- _Exercise_
Show every line of the data where the word "Other" can be found.

======== Information supplied

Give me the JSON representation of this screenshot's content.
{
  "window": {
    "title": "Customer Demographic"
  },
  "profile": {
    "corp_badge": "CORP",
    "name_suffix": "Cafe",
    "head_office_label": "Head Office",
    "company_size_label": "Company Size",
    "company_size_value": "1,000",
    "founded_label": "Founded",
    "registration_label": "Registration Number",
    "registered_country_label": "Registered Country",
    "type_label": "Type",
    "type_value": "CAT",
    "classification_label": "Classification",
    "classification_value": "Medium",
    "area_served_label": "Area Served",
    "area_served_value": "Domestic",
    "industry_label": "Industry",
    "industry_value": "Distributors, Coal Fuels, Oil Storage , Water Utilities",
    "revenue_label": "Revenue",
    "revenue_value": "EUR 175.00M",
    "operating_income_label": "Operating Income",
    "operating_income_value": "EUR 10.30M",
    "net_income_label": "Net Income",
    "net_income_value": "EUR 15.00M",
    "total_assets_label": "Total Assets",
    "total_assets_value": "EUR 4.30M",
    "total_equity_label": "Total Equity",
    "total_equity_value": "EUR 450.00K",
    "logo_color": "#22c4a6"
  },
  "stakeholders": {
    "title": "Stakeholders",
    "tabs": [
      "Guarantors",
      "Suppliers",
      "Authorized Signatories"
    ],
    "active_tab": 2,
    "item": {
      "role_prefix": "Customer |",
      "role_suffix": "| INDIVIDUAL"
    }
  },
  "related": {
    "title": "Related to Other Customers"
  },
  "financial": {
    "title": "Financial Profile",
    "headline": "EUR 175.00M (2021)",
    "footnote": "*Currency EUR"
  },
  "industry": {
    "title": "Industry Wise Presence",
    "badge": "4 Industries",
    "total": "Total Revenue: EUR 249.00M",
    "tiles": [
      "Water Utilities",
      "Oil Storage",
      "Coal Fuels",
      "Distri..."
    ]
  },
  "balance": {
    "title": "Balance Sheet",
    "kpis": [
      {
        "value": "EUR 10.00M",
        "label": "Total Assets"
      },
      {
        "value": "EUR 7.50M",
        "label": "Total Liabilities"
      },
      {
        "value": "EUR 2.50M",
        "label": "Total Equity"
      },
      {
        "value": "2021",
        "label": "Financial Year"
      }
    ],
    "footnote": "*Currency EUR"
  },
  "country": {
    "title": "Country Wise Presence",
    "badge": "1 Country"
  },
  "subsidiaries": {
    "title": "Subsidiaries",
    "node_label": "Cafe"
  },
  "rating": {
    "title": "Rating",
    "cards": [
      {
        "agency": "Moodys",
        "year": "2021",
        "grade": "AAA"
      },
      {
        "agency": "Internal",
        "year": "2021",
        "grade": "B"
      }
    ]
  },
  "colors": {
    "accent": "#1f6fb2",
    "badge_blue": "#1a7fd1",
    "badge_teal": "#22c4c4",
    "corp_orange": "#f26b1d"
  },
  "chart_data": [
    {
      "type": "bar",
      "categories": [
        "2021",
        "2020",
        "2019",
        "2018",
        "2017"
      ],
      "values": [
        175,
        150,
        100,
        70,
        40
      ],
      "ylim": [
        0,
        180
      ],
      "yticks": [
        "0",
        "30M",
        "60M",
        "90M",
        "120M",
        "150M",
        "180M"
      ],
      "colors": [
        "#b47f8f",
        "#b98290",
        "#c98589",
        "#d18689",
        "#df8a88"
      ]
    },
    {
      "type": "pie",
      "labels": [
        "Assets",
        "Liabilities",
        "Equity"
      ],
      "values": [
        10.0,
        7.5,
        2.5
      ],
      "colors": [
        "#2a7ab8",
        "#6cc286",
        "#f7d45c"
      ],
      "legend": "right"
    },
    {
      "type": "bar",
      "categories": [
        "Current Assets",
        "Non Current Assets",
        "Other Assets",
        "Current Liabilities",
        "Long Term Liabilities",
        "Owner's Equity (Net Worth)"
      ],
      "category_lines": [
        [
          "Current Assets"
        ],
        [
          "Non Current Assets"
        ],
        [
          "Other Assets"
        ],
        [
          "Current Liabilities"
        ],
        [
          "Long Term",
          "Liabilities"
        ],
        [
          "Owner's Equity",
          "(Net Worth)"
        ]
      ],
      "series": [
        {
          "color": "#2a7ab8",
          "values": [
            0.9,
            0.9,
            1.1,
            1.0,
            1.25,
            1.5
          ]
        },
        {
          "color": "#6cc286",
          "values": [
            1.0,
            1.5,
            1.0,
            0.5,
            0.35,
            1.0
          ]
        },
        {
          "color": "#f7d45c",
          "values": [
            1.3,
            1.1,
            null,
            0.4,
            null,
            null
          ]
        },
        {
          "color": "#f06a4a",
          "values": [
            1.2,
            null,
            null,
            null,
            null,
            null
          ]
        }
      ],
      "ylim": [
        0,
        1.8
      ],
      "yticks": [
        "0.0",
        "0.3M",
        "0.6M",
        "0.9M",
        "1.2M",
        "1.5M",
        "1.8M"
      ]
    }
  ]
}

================

- _Solution to the exercise_
    "title": "Related to Other Customers"
        "Other Assets",
          "Other Assets"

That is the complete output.